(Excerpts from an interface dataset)
╭──

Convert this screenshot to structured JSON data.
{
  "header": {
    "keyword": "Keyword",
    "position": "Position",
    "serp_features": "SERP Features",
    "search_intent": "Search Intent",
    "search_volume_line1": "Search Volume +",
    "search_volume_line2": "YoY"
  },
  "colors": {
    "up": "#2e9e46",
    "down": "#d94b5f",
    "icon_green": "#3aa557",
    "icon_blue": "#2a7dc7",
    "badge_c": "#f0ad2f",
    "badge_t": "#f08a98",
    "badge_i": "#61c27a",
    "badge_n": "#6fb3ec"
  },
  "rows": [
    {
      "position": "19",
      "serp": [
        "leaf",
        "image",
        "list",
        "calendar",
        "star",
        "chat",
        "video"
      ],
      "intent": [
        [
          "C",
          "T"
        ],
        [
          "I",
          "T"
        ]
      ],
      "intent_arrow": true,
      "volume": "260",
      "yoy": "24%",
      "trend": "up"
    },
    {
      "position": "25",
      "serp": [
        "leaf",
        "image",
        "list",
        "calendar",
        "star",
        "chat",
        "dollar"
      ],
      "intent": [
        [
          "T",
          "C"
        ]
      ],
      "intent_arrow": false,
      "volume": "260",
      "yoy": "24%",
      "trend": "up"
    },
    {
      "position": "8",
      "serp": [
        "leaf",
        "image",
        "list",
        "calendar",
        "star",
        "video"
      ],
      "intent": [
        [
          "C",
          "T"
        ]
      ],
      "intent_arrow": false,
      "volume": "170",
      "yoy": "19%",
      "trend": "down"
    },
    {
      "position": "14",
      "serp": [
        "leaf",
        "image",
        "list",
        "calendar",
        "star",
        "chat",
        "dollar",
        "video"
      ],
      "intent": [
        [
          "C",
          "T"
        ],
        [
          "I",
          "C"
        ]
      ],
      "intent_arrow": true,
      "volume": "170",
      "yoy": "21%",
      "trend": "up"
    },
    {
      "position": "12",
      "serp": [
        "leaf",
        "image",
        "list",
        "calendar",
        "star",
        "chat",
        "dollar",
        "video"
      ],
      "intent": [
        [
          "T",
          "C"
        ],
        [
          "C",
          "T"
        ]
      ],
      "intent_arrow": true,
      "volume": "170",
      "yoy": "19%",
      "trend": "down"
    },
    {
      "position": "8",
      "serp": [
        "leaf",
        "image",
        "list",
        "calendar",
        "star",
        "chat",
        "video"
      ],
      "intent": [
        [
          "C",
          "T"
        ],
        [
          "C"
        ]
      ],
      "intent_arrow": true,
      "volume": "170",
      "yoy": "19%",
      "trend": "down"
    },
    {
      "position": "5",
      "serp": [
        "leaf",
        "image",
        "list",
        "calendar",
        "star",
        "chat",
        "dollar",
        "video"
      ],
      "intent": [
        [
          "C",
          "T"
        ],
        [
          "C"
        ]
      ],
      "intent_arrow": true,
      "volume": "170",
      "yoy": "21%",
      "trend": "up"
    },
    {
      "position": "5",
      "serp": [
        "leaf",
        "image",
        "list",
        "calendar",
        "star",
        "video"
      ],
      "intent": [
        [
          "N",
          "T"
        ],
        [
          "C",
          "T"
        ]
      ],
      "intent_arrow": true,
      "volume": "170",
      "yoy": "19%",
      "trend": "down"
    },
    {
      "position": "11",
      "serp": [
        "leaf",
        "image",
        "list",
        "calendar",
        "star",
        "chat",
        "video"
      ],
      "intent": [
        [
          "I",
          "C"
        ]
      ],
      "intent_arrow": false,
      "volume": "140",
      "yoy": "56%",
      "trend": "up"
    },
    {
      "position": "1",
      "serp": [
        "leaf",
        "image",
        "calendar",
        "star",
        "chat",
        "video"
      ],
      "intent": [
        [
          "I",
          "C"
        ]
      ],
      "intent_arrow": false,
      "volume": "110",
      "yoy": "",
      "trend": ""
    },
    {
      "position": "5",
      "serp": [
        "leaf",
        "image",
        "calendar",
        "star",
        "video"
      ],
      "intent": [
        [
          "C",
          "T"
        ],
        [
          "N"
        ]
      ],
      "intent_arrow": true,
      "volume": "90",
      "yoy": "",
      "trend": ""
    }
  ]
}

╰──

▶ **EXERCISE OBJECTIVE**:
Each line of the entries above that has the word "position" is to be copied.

▶ **RESPONSE TO THIS EXERCISE**:
    "position": "Position",
      "position": "19",
      "position": "25",
      "position": "8",
      "position": "14",
      "position": "12",
      "position": "8",
      "position": "5",
      "position": "5",
      "position": "11",
      "position": "1",
      "position": "5",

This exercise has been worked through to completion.